Montana's changing demographics and a growing industry with too few workers in the pipeline spell good news on the job front, with any number of health care occupations ripe for the taking.

But it's also challenging the state's hospitals and rural clinics, as well as educators who are charged with preparing the next generation of workers needed to replace the wave of retirees.

Both issues – job opportunities and unmet needs – converged at the Health Professions Career Fair and Expo at Missoula College. Boil it down and there aren't enough students or training opportunities to meet industry demands.

“We like to advertise that annually there's 1,300 job openings in Montana in the health care field,” said Martha Robertson, program coordinator with the Western Montana Area Health Education Center. “Statistically, they're saying that will carry through 2020.”

In his September Labor Day Report, Gov. Steve Bullock cited health care as one of Montana's fastest growing industries, though it may not be growing fast enough. The number of Millennials coming into the system are too few to fill the vacancies created by retirees, Robertson said..

That has left a shortage of nurses and other health care workers, including radiologists and physicians. The problem is amplified in rural areas of the state, she said.

“Recruitment and retention is such a challenge that it's putting at risk the facilities staying open,” Robertson said. “They can recruit, but it takes a particular type of person to stay in rural Montana.”

Linda Barnes, director of nursing at Missoula College, said her program graduates 18 students a semester, or 36 each year. The vast majority stay in Missoula, looking for a job at one of the larger area hospitals, and few venture off to practice in rural Montana.

But even if the program wanted to increase its output, Barnes said it's not able to do so. The challenge isn't a local one, she said, but a national one.

“We can't take more nursing students than we already have, because we don't have clinical sites for them,” Barnes said. “At St. Pat’s, they're completely full with nursing students. They're saturated and just can't take any more. It's that way all across the state.”

At a recent meeting of the Montana Board of Nursing, the barriers to turning out more registered nurses took center stage. Along with lack of clinical sites, Barnes said, nursing schools are forced to turn away qualified applicants due to a lack of instructors.

Like other nursing programs, instructors at Missoula College must have a nursing background, and many have specialized training and a master's degree. But the compensation doesn't match that earned in the field.

“Frankly, my people with a master's degree who've been nurses for 20 years and are brilliant people are getting paid about the same as our new grads get paid when they get out of school and get their first job,” Barnes said. “We do it for the love of the students and the job, but it's going to be more of a problem as time goes on.

“I personally think it will be a patient safety issue. We can't possibly safely care for any more patients than we're already given.”

Despite the challenges, Robertson said some hospitals and clinics are trying new techniques to recruit health care workers and keep them. Some facilities who bring a worker to their community find an accompanying job for the spouse.

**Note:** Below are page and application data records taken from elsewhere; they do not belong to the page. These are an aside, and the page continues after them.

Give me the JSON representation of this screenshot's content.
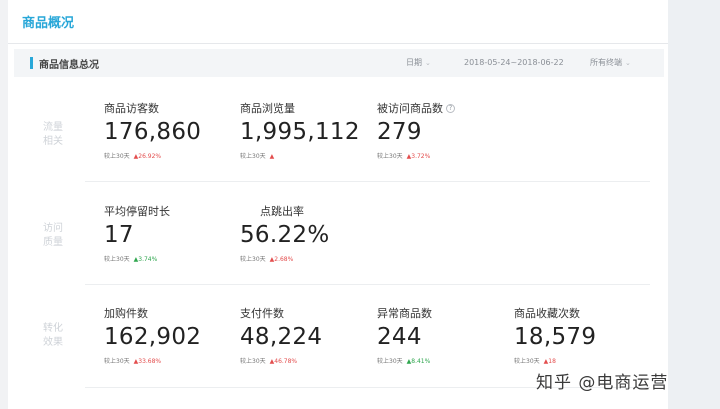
{
  "page_title": "商品概况",
  "section": {
    "title": "商品信息总况",
    "filters": {
      "date_label": "日期",
      "date_range": "2018-05-24~2018-06-22",
      "terminal": "所有终端"
    }
  },
  "categories": {
    "traffic": "流量\n相关",
    "visit": "访问\n质量",
    "conversion": "转化\n效果"
  },
  "compare_label": "较上30天",
  "metrics": {
    "visitors": {
      "label": "商品访客数",
      "value": "176,860",
      "change": "▲26.92%"
    },
    "views": {
      "label": "商品浏览量",
      "value": "1,995,112",
      "change": "▲"
    },
    "visited_items": {
      "label": "被访问商品数",
      "value": "279",
      "change": "▲3.72%"
    },
    "avg_stay": {
      "label": "平均停留时长",
      "value": "17",
      "change": "▲3.74%"
    },
    "bounce_rate": {
      "label": "点跳出率",
      "value": "56.22%",
      "change": "▲2.68%"
    },
    "cart_items": {
      "label": "加购件数",
      "value": "162,902",
      "change": "▲33.68%"
    },
    "paid_items": {
      "label": "支付件数",
      "value": "48,224",
      "change": "▲46.78%"
    },
    "abnormal_items": {
      "label": "异常商品数",
      "value": "244",
      "change": "▲8.41%"
    },
    "favorites": {
      "label": "商品收藏次数",
      "value": "18,579",
      "change": "▲18"
    }
  },
  "watermark": "知乎 @电商运营",
  "colors": {
    "accent": "#28a7d8",
    "increase": "#e34d4d",
    "increase_green": "#2fa64e"
  }
}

They're also investing in their employees' education to get them to stay, she said.

“The director of St. Luke’s in Ronan said on average, they invest roughly $60,000 to bring a new professional on board,” she said. “If you invest that and they leave in two years, you've lost that. So a lot of hospitals are providing the funds for their professionals to further their education.”

Other companies short on health care workers have also launched their own training programs, including Hestia In-Home Support. The company, based in Missoula, plucked one LPN at Friday's career fair and it was looking to promote its array of job opportunities to students.

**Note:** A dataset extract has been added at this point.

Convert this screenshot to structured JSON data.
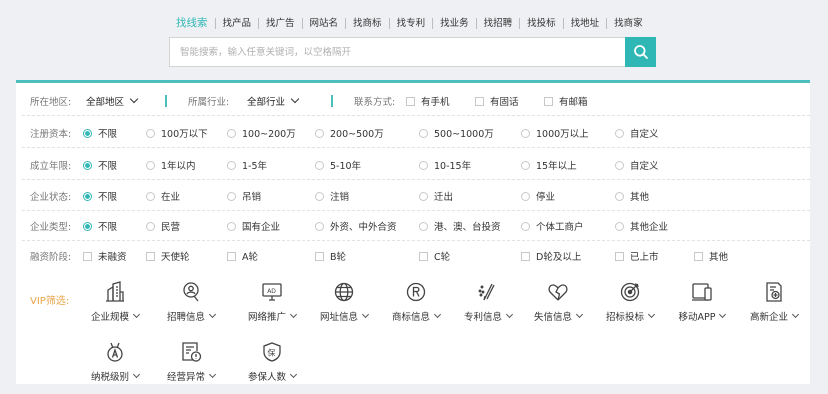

“There's a shortage of people who are in health care, so we're training people on our own and have developed our own CNA program because our patients really need it,” said Maurika Moore. “I love that unemployment is at an all-time low, but that makes it really hard for us to find great people. We feel like it's our responsibility to train people so they can provide that care.”